# What you will do
Please restate the data exactly, from the first line to the last.

# Entries from a dataset of interfaces
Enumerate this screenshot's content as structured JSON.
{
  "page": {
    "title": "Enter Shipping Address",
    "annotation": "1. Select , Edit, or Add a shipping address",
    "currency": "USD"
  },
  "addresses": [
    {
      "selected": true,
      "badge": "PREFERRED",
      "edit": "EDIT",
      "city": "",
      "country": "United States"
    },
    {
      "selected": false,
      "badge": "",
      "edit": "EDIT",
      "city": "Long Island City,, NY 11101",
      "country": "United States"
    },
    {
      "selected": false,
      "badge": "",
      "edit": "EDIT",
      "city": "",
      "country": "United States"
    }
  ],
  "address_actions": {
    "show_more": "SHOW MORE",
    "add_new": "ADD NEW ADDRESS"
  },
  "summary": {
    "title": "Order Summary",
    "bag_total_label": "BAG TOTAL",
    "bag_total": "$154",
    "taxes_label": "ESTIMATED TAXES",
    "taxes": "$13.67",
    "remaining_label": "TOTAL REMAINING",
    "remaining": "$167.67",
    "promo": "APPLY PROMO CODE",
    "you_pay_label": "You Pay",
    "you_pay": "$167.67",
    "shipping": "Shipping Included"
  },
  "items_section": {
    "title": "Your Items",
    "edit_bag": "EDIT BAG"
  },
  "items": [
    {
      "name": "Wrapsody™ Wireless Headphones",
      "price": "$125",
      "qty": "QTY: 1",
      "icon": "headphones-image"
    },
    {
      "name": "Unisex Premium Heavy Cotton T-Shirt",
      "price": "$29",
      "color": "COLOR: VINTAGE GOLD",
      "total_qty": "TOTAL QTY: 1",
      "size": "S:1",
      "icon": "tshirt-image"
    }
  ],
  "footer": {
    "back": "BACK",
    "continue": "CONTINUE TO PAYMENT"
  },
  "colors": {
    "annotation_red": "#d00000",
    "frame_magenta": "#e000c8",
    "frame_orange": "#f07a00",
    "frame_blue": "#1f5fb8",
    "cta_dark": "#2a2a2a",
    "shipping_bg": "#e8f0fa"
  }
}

# Output of the task
Enumerate this screenshot's content as structured JSON.
{
  "page": {
    "title": "Enter Shipping Address",
    "annotation": "1. Select , Edit, or Add a shipping address",
    "currency": "USD"
  },
  "addresses": [
    {
      "selected": true,
      "badge": "PREFERRED",
      "edit": "EDIT",
      "city": "",
      "country": "United States"
    },
    {
      "selected": false,
      "badge": "",
      "edit": "EDIT",
      "city": "Long Island City,, NY 11101",
      "country": "United States"
    },
    {
      "selected": false,
      "badge": "",
      "edit": "EDIT",
      "city": "",
      "country": "United States"
    }
  ],
  "address_actions": {
    "show_more": "SHOW MORE",
    "add_new": "ADD NEW ADDRESS"
  },
  "summary": {
    "title": "Order Summary",
    "bag_total_label": "BAG TOTAL",
    "bag_total": "$154",
    "taxes_label": "ESTIMATED TAXES",
    "taxes": "$13.67",
    "remaining_label": "TOTAL REMAINING",
    "remaining": "$167.67",
    "promo": "APPLY PROMO CODE",
    "you_pay_label": "You Pay",
    "you_pay": "$167.67",
    "shipping": "Shipping Included"
  },
  "items_section": {
    "title": "Your Items",
    "edit_bag": "EDIT BAG"
  },
  "items": [
    {
      "name": "Wrapsody™ Wireless Headphones",
      "price": "$125",
      "qty": "QTY: 1",
      "icon": "headphones-image"
    },
    {
      "name": "Unisex Premium Heavy Cotton T-Shirt",
      "price": "$29",
      "color": "COLOR: VINTAGE GOLD",
      "total_qty": "TOTAL QTY: 1",
      "size": "S:1",
      "icon": "tshirt-image"
    }
  ],
  "footer": {
    "back": "BACK",
    "continue": "CONTINUE TO PAYMENT"
  },
  "colors": {
    "annotation_red": "#d00000",
    "frame_magenta": "#e000c8",
    "frame_orange": "#f07a00",
    "frame_blue": "#1f5fb8",
    "cta_dark": "#2a2a2a",
    "shipping_bg": "#e8f0fa"
  }
}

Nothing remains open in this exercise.